→ **Work to be completed**:
Write out every entry word for word.

[Element data from apps and pages]
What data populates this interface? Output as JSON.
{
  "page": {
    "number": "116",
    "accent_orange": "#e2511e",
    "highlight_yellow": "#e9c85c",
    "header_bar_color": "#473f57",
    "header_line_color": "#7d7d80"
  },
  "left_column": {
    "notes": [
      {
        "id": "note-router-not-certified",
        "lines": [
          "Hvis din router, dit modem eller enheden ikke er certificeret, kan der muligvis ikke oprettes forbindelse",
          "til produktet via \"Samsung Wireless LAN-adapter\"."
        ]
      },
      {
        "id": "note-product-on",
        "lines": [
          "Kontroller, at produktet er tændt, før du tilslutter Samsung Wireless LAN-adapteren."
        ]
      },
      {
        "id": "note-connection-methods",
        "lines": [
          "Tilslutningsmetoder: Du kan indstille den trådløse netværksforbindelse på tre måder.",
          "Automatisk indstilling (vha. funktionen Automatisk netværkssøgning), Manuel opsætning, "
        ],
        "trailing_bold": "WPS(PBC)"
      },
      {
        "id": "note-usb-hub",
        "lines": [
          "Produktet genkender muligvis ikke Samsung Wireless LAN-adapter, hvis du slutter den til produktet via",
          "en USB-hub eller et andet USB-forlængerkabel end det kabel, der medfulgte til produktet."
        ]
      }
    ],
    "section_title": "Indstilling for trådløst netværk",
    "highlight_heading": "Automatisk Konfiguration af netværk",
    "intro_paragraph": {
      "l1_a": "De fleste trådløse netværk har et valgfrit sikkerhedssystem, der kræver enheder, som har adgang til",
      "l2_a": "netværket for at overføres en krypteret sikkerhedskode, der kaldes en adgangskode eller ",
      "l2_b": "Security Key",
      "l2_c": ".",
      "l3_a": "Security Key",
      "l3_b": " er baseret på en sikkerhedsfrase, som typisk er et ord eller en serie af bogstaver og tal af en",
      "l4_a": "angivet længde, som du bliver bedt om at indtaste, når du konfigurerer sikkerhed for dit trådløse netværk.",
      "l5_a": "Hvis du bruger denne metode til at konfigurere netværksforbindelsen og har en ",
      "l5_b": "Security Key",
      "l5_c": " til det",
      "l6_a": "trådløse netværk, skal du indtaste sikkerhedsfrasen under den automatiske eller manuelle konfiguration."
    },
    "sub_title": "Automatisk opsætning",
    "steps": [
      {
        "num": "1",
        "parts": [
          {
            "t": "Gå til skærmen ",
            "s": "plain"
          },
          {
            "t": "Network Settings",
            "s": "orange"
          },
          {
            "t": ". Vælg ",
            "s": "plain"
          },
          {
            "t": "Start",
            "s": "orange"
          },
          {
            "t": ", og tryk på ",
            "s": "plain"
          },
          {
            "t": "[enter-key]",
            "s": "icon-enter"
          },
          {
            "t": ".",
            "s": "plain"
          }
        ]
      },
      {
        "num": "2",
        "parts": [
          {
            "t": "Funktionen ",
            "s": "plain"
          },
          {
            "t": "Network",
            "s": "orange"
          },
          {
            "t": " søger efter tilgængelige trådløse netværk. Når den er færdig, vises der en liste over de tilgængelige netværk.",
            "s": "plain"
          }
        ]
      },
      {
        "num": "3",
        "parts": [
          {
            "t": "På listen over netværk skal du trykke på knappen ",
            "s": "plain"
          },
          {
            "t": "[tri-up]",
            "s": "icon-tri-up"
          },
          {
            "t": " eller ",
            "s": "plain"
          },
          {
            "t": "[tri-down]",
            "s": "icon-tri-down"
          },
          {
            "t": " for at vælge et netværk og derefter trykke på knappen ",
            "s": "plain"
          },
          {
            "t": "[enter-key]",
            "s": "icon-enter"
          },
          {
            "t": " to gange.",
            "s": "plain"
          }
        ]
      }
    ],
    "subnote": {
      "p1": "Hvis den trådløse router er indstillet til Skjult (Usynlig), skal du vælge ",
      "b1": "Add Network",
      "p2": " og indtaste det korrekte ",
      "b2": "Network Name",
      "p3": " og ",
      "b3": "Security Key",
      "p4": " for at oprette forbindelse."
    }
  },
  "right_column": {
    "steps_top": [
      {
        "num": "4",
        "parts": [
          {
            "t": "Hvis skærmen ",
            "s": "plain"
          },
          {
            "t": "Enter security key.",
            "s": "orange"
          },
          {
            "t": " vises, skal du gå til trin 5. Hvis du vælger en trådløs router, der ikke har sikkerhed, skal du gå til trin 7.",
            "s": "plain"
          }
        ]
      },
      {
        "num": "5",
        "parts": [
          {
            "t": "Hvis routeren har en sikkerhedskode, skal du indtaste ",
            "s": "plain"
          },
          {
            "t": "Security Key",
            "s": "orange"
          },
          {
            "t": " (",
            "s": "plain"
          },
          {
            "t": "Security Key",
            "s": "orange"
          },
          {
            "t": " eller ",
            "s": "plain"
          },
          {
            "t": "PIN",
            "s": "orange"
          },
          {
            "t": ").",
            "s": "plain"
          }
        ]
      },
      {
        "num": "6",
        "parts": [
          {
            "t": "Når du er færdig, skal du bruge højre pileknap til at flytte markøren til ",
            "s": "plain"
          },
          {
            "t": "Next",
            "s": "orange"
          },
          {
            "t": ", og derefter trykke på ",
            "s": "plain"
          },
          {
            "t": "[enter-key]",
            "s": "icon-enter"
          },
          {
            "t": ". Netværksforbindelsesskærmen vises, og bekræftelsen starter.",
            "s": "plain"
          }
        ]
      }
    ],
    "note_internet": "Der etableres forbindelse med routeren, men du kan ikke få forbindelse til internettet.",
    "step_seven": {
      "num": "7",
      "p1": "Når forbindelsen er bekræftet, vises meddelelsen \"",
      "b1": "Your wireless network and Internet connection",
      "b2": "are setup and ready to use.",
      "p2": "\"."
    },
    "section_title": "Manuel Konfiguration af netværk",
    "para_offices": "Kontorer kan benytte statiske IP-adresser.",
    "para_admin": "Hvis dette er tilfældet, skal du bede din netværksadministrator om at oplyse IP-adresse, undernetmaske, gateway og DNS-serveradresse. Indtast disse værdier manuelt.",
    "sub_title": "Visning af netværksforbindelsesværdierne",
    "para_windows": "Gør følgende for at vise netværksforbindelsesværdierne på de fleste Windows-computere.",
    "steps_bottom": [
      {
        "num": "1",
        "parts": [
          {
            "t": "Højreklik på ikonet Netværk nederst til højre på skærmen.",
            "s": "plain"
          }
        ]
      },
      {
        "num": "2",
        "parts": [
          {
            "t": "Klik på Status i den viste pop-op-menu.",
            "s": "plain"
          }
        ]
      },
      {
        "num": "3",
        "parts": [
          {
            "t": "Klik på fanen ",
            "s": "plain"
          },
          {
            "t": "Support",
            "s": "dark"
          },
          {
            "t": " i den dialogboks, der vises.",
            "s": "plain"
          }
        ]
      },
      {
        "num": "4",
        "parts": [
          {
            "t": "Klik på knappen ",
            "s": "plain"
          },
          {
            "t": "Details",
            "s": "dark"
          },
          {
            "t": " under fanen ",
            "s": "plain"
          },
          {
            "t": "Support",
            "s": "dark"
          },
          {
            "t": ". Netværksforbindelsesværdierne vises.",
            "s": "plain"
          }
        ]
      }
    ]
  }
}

→ **Answer for this exercise**:
What data populates this interface? Output as JSON.
{
  "page": {
    "number": "116",
    "accent_orange": "#e2511e",
    "highlight_yellow": "#e9c85c",
    "header_bar_color": "#473f57",
    "header_line_color": "#7d7d80"
  },
  "left_column": {
    "notes": [
      {
        "id": "note-router-not-certified",
        "lines": [
          "Hvis din router, dit modem eller enheden ikke er certificeret, kan der muligvis ikke oprettes forbindelse",
          "til produktet via \"Samsung Wireless LAN-adapter\"."
        ]
      },
      {
        "id": "note-product-on",
        "lines": [
          "Kontroller, at produktet er tændt, før du tilslutter Samsung Wireless LAN-adapteren."
        ]
      },
      {
        "id": "note-connection-methods",
        "lines": [
          "Tilslutningsmetoder: Du kan indstille den trådløse netværksforbindelse på tre måder.",
          "Automatisk indstilling (vha. funktionen Automatisk netværkssøgning), Manuel opsætning, "
        ],
        "trailing_bold": "WPS(PBC)"
      },
      {
        "id": "note-usb-hub",
        "lines": [
          "Produktet genkender muligvis ikke Samsung Wireless LAN-adapter, hvis du slutter den til produktet via",
          "en USB-hub eller et andet USB-forlængerkabel end det kabel, der medfulgte til produktet."
        ]
      }
    ],
    "section_title": "Indstilling for trådløst netværk",
    "highlight_heading": "Automatisk Konfiguration af netværk",
    "intro_paragraph": {
      "l1_a": "De fleste trådløse netværk har et valgfrit sikkerhedssystem, der kræver enheder, som har adgang til",
      "l2_a": "netværket for at overføres en krypteret sikkerhedskode, der kaldes en adgangskode eller ",
      "l2_b": "Security Key",
      "l2_c": ".",
      "l3_a": "Security Key",
      "l3_b": " er baseret på en sikkerhedsfrase, som typisk er et ord eller en serie af bogstaver og tal af en",
      "l4_a": "angivet længde, som du bliver bedt om at indtaste, når du konfigurerer sikkerhed for dit trådløse netværk.",
      "l5_a": "Hvis du bruger denne metode til at konfigurere netværksforbindelsen og har en ",
      "l5_b": "Security Key",
      "l5_c": " til det",
      "l6_a": "trådløse netværk, skal du indtaste sikkerhedsfrasen under den automatiske eller manuelle konfiguration."
    },
    "sub_title": "Automatisk opsætning",
    "steps": [
      {
        "num": "1",
        "parts": [
          {
            "t": "Gå til skærmen ",
            "s": "plain"
          },
          {
            "t": "Network Settings",
            "s": "orange"
          },
          {
            "t": ". Vælg ",
            "s": "plain"
          },
          {
            "t": "Start",
            "s": "orange"
          },
          {
            "t": ", og tryk på ",
            "s": "plain"
          },
          {
            "t": "[enter-key]",
            "s": "icon-enter"
          },
          {
            "t": ".",
            "s": "plain"
          }
        ]
      },
      {
        "num": "2",
        "parts": [
          {
            "t": "Funktionen ",
            "s": "plain"
          },
          {
            "t": "Network",
            "s": "orange"
          },
          {
            "t": " søger efter tilgængelige trådløse netværk. Når den er færdig, vises der en liste over de tilgængelige netværk.",
            "s": "plain"
          }
        ]
      },
      {
        "num": "3",
        "parts": [
          {
            "t": "På listen over netværk skal du trykke på knappen ",
            "s": "plain"
          },
          {
            "t": "[tri-up]",
            "s": "icon-tri-up"
          },
          {
            "t": " eller ",
            "s": "plain"
          },
          {
            "t": "[tri-down]",
            "s": "icon-tri-down"
          },
          {
            "t": " for at vælge et netværk og derefter trykke på knappen ",
            "s": "plain"
          },
          {
            "t": "[enter-key]",
            "s": "icon-enter"
          },
          {
            "t": " to gange.",
            "s": "plain"
          }
        ]
      }
    ],
    "subnote": {
      "p1": "Hvis den trådløse router er indstillet til Skjult (Usynlig), skal du vælge ",
      "b1": "Add Network",
      "p2": " og indtaste det korrekte ",
      "b2": "Network Name",
      "p3": " og ",
      "b3": "Security Key",
      "p4": " for at oprette forbindelse."
    }
  },
  "right_column": {
    "steps_top": [
      {
        "num": "4",
        "parts": [
          {
            "t": "Hvis skærmen ",
            "s": "plain"
          },
          {
            "t": "Enter security key.",
            "s": "orange"
          },
          {
            "t": " vises, skal du gå til trin 5. Hvis du vælger en trådløs router, der ikke har sikkerhed, skal du gå til trin 7.",
            "s": "plain"
          }
        ]
      },
      {
        "num": "5",
        "parts": [
          {
            "t": "Hvis routeren har en sikkerhedskode, skal du indtaste ",
            "s": "plain"
          },
          {
            "t": "Security Key",
            "s": "orange"
          },
          {
            "t": " (",
            "s": "plain"
          },
          {
            "t": "Security Key",
            "s": "orange"
          },
          {
            "t": " eller ",
            "s": "plain"
          },
          {
            "t": "PIN",
            "s": "orange"
          },
          {
            "t": ").",
            "s": "plain"
          }
        ]
      },
      {
        "num": "6",
        "parts": [
          {
            "t": "Når du er færdig, skal du bruge højre pileknap til at flytte markøren til ",
            "s": "plain"
          },
          {
            "t": "Next",
            "s": "orange"
          },
          {
            "t": ", og derefter trykke på ",
            "s": "plain"
          },
          {
            "t": "[enter-key]",
            "s": "icon-enter"
          },
          {
            "t": ". Netværksforbindelsesskærmen vises, og bekræftelsen starter.",
            "s": "plain"
          }
        ]
      }
    ],
    "note_internet": "Der etableres forbindelse med routeren, men du kan ikke få forbindelse til internettet.",
    "step_seven": {
      "num": "7",
      "p1": "Når forbindelsen er bekræftet, vises meddelelsen \"",
      "b1": "Your wireless network and Internet connection",
      "b2": "are setup and ready to use.",
      "p2": "\"."
    },
    "section_title": "Manuel Konfiguration af netværk",
    "para_offices": "Kontorer kan benytte statiske IP-adresser.",
    "para_admin": "Hvis dette er tilfældet, skal du bede din netværksadministrator om at oplyse IP-adresse, undernetmaske, gateway og DNS-serveradresse. Indtast disse værdier manuelt.",
    "sub_title": "Visning af netværksforbindelsesværdierne",
    "para_windows": "Gør følgende for at vise netværksforbindelsesværdierne på de fleste Windows-computere.",
    "steps_bottom": [
      {
        "num": "1",
        "parts": [
          {
            "t": "Højreklik på ikonet Netværk nederst til højre på skærmen.",
            "s": "plain"
          }
        ]
      },
      {
        "num": "2",
        "parts": [
          {
            "t": "Klik på Status i den viste pop-op-menu.",
            "s": "plain"
          }
        ]
      },
      {
        "num": "3",
        "parts": [
          {
            "t": "Klik på fanen ",
            "s": "plain"
          },
          {
            "t": "Support",
            "s": "dark"
          },
          {
            "t": " i den dialogboks, der vises.",
            "s": "plain"
          }
        ]
      },
      {
        "num": "4",
        "parts": [
          {
            "t": "Klik på knappen ",
            "s": "plain"
          },
          {
            "t": "Details",
            "s": "dark"
          },
          {
            "t": " under fanen ",
            "s": "plain"
          },
          {
            "t": "Support",
            "s": "dark"
          },
          {
            "t": ". Netværksforbindelsesværdierne vises.",
            "s": "plain"
          }
        ]
      }
    ]
  }
}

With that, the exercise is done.